The date of Easter moves each year because it too is based on the astronomical calendar and must always fall on the first Sunday after the first full moon following the spring equinox.
Echoing the story of Christ’s death and resurrection, traditional Chinese medicine (TCM) also views the spring as a time of new life and renewal of spirit. As we emerge from our winter hibernation with our kidney energy recharged we can begin again with vigour, reflecting the energy of nature all around us as the blossom and leaves on the trees burst into life we can put of all our plans into action.
Spring corresponds to the wood element in TCM, which is linked to the liver and gallbladder organs. According to the philosophy of Chinese medicine, the liver is responsible for the smooth flow of qi (energy) throughout the whole body. If the liver functions smoothly our physical and emotional activity runs smoothly too. The emotion linked to the liver is anger and if its smooth flow around the body is obstructed in any way, it stagnates and causes feelings of frustration, irritability and in extreme cases anger.
Fresh air and physical movement help to mobilise our liver qi and as the weather improves and daylight hours increase in the spring it is the perfect time to get out for a walk in nature. Yoga and stretching exercises are also beneficial as the liver maintains tendon health and flexibility by storing the blood at rest and releasing it to nourish the tendons during activity.
As liver energy is at its height in spring this is the natural time to detox and use acupuncture treatments to help support the work of this organ. Alongside physical movement a simple practice is to begin the day with hot water and lemon which helps to assist the liver as it flushes out toxins accumulated overnight.

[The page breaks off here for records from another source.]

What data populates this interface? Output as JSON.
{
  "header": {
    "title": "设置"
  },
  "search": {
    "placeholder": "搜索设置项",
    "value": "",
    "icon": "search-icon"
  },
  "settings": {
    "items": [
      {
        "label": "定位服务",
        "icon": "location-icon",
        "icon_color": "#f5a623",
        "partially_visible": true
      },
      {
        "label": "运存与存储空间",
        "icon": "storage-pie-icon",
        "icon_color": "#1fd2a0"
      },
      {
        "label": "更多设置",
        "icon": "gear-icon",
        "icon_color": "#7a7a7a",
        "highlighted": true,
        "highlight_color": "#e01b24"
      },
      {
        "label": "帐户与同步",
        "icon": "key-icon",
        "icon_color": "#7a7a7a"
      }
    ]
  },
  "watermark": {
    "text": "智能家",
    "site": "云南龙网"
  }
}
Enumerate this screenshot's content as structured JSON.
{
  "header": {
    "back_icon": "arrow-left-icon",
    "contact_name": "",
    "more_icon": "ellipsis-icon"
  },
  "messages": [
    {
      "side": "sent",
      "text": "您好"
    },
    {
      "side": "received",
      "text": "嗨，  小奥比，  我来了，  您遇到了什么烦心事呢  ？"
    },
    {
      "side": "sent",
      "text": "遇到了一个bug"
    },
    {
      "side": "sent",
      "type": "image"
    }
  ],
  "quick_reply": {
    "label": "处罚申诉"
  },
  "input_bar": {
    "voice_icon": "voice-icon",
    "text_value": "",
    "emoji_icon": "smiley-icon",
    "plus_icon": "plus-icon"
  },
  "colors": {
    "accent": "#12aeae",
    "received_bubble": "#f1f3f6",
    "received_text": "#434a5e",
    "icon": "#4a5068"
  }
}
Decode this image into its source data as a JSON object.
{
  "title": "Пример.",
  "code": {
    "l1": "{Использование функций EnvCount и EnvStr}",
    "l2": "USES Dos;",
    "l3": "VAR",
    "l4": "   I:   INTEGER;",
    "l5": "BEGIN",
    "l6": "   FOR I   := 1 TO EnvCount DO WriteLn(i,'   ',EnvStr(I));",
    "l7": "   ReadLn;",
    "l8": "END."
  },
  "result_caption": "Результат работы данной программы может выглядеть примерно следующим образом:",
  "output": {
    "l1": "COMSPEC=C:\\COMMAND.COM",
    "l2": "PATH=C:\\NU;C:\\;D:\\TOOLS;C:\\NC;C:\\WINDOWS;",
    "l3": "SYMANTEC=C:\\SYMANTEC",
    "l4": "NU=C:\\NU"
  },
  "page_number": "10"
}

The taste associated with the liver is bitter/sour which is reflected in many of the herbs that are used to support it such as dandelion, burdock and milk thistle which help to protect and encourage the liver to clean itself of damaging substances such as alcohol, medications, pesticides, environmental toxins and heavy metals.
The colour associated with the liver is green so eat plenty of spring greens.
The smooth flow of your liver is the smooth of your life so everyday begin again and spring into spring!